**Problem to solve**
From the entries that follow, list every line in which the string "Normal" appears.

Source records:
====================
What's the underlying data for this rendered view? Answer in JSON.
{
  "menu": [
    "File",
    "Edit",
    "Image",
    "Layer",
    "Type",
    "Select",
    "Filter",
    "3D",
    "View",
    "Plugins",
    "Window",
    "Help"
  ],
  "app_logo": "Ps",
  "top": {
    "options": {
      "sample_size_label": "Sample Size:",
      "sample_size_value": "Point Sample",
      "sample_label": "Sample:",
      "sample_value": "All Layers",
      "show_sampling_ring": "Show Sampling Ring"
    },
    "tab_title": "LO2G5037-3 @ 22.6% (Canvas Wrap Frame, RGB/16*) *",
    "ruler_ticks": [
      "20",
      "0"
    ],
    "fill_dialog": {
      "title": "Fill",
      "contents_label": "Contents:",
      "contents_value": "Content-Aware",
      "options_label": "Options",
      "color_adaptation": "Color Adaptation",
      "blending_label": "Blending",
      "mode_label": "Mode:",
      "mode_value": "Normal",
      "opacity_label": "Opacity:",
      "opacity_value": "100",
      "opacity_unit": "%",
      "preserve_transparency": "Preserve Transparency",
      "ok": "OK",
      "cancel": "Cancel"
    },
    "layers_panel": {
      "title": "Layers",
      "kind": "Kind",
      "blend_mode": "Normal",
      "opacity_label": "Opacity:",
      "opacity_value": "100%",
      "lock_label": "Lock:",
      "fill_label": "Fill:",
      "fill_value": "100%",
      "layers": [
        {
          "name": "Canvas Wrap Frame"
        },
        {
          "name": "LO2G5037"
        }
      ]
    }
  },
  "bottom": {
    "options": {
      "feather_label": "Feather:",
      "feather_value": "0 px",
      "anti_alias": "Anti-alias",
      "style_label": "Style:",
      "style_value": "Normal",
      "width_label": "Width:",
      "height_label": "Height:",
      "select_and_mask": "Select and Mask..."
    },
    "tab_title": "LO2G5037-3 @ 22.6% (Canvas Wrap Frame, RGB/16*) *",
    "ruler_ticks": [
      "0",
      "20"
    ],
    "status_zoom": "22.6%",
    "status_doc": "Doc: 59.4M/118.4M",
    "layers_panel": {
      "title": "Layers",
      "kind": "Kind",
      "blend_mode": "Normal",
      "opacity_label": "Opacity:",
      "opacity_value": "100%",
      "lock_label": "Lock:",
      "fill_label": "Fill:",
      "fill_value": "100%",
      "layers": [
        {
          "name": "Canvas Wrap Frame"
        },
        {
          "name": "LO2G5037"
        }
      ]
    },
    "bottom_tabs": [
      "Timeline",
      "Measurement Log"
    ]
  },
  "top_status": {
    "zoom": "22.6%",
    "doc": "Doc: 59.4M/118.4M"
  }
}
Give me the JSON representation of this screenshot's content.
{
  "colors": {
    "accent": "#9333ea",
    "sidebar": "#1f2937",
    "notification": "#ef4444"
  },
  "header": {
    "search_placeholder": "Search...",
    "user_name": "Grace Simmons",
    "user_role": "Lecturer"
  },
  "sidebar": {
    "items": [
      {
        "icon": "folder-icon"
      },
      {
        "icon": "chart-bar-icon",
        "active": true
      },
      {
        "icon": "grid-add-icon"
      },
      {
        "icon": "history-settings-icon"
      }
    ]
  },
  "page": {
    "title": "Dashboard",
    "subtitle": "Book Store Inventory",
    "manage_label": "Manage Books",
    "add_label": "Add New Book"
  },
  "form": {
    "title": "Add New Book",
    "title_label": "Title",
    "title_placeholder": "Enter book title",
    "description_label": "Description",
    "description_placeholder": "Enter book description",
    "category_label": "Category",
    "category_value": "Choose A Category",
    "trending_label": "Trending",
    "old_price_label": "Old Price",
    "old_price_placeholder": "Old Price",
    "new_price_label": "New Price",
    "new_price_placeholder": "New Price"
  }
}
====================
**Answer section**
      "mode_value": "Normal",
      "blend_mode": "Normal",
      "style_value": "Normal",
      "blend_mode": "Normal",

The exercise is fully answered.